When my best friend Debbie and I used to run jewelry design workshops back in Nova Scotia, we sometimes encountered beginners who would do the "deer-in-headlights" thing. They would stare at their bead boards and didn't know how to proceed. The first thing we did was to reassure them everyone has some creativity. It just needs to be found and nurtured.
Those design workshops we did were unusual in that we never used kits but encouraged beginners to come up with unique designs of their own. No two designs were the same - just the way we like it. Basically, what we did was run fun "playing with beads" sessions for adults.
Here are some of the tips we shared.
PLAY. Dive into bead supplies. Pick out beads and findings which catch your eye. Move things around. Turn them upside down. Maybe even stack things together. The idea is to make the first move and get going. Ever notice children never "overthink"? They just plunge right in!
RELAX. And open your mind up to new possibilities. Just because a finding was made for one particular purpose doesn't mean it can't be used for another.
COLORS. Pick a dominant color and find other colors which might go with it.
SHAPES & LINES. Is the design going to feature round beads or bicones? Angular or curvy shapes? Zig zags? Arcs?
CONTRAST. Although there is nothing wrong with a strand of say, pearls of exactly the same size, adding contrast such as crystal bicones will make a design "pop". So consider all manner of contrasts such as big and small, matte with shiny, metallic with organic materials, single colored beads with patterned ones and so on.
PATTERNS. We instinctively go with regular patterns and symmetry but there can also be beauty in irregular patterns and asymmetry. If you've always done things the same way, then try breaking the habit and attempt something new.
TECHNIQUE. Mixing techniques is often a successful approach to innovative designs - for example coupling polymer clay with wire work.
LIMIT CHOICES. Sometimes too many choices is too much. So try choosing just a few items and see what you can come up with.
The last tip one really came into play with the most recent Prima Bead design challenge for the blogging team! We were each given 2 toggle clasps, some crystals, crimp beads and some beading elastic and were tasked to limit ourselves to whatever supplies we had received before to make variations of a simple elasticated bracelet if possible.
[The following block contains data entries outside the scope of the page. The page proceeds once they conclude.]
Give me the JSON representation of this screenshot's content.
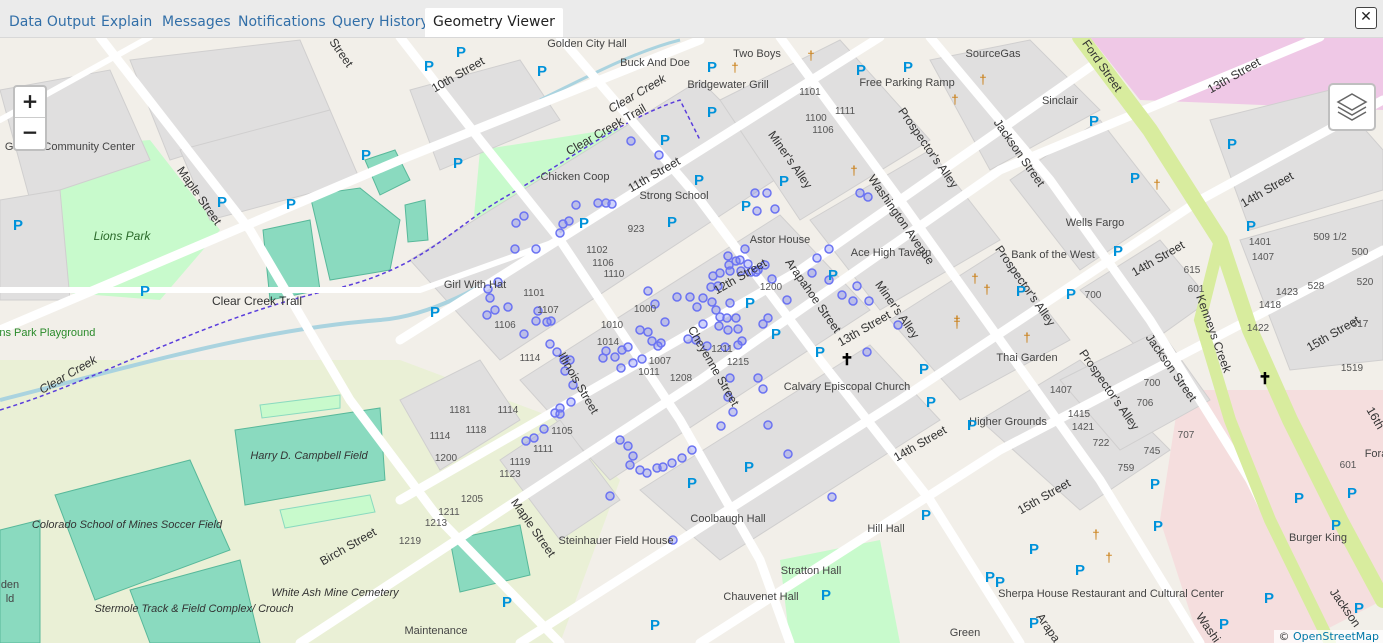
{
  "tabs": [
    {
      "label": "Data Output"
    },
    {
      "label": "Explain"
    },
    {
      "label": "Messages"
    },
    {
      "label": "Notifications"
    },
    {
      "label": "Query History"
    },
    {
      "label": "Geometry Viewer",
      "active": true
    }
  ],
  "close_label": "✕",
  "zoom": {
    "in": "+",
    "out": "−"
  },
  "attribution": {
    "prefix": "© ",
    "link": "OpenStreetMap"
  },
  "colors": {
    "point": "#6b73f2",
    "park": "#c8facc",
    "pitch": "#8adabf",
    "water": "#aad3df",
    "road_major": "#fcd6a4",
    "road_trunk": "#d8ec9e"
  },
  "labels": {
    "streets": [
      "Street",
      "10th Street",
      "11th Street",
      "Maple Street",
      "Clear Creek Trail",
      "Clear Creek Trail",
      "Miner's Alley",
      "Washington Avenue",
      "Prospector's Alley",
      "Jackson Street",
      "Ford Street",
      "13th Street",
      "14th Street",
      "14th Street",
      "15th Street",
      "Kenneys Creek",
      "13th Street",
      "12th Street",
      "Arapahoe Street",
      "Miner's Alley",
      "Cheyenne Street",
      "Illinois Street",
      "Maple Street",
      "Birch Street",
      "14th Street",
      "15th Street",
      "Prospector's Alley",
      "Prospector's Alley",
      "Jackson Street",
      "16th",
      "Clear Creek",
      "Clear Creek",
      "Arapa",
      "Washi",
      "Jackson"
    ],
    "places": [
      "Golden City Hall",
      "Buck And Doe",
      "Two Boys",
      "Bridgewater Grill",
      "SourceGas",
      "Free Parking Ramp",
      "Sinclair",
      "Golden Community Center",
      "Lions Park",
      "Lions Park Playground",
      "Chicken Coop",
      "Strong School",
      "Astor House",
      "Ace High Tavern",
      "Wells Fargo",
      "Bank of the West",
      "Girl With Hat",
      "Calvary Episcopal Church",
      "Thai Garden",
      "Higher Grounds",
      "Harry D. Campbell Field",
      "Colorado School of Mines Soccer Field",
      "Coolbaugh Hall",
      "Steinhauer Field House",
      "Hill Hall",
      "Stratton Hall",
      "Chauvenet Hall",
      "Sherpa House Restaurant and Cultural Center",
      "Burger King",
      "White Ash Mine Cemetery",
      "Stermole Track & Field Complex/ Crouch",
      "Maintenance",
      "Green",
      "den",
      "ld",
      "Fora"
    ],
    "house_numbers": [
      "1101",
      "1100",
      "1106",
      "1111",
      "1102",
      "1106",
      "1110",
      "923",
      "1101",
      "1107",
      "1106",
      "1114",
      "1119",
      "1123",
      "1118",
      "1114",
      "1181",
      "1200",
      "1205",
      "1213",
      "1211",
      "1219",
      "1114",
      "1105",
      "1111",
      "1010",
      "1014",
      "1000",
      "1007",
      "1011",
      "1208",
      "1215",
      "1211",
      "1200",
      "1401",
      "509 1/2",
      "1407",
      "500",
      "520",
      "1423",
      "528",
      "1418",
      "517",
      "1422",
      "1519",
      "615",
      "601",
      "700",
      "700",
      "706",
      "707",
      "1407",
      "1415",
      "1421",
      "722",
      "745",
      "759",
      "601"
    ]
  }
}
We were not supposed to use our own stashes.
Now that was not an easy assignment because the small bicones I received were purplish and did not go with either toggle. There also weren't enough beads in the Prima Bead supply stash in the right colors either for a bracelet. So after playing around with them, I turned the toggles into pendants!
The above design is very easy to make. I had just enough headpins left over from the stainless steel findings supply to use for the crystals I thought matched the toggle. 2 stainless steel jump rings connected the main toggle to the bar and 2 more connected to the bar became the bail or the stainless steel chain necklace! The main toggle part stays put and does not fall out on either side because of where the jump rings are placed. The bottom two must be placed on either side of the loop of the bar. The chain is also a stainless steel one - thin but very strong. The tutorial is here.
I also found some black 20G coated copper wire in my Prima box and had fun wiring the black toggle into a pendant.
This design looked better photographed with a black cord which technically isn't from the Prima Bead stash. The tutorial for this wiring project is here.
Where there is a will, there is a way.
Before You Go:
- Stainless Steel Wire Wrapped Jewelry Inspirations
- How to Make All in One Headpin Earrings
- How to Coil and Wire Wrap an Easy Bangle
Original Post by THE BEADING GEM
Jewelry Making Tips - Jewelry Business Tips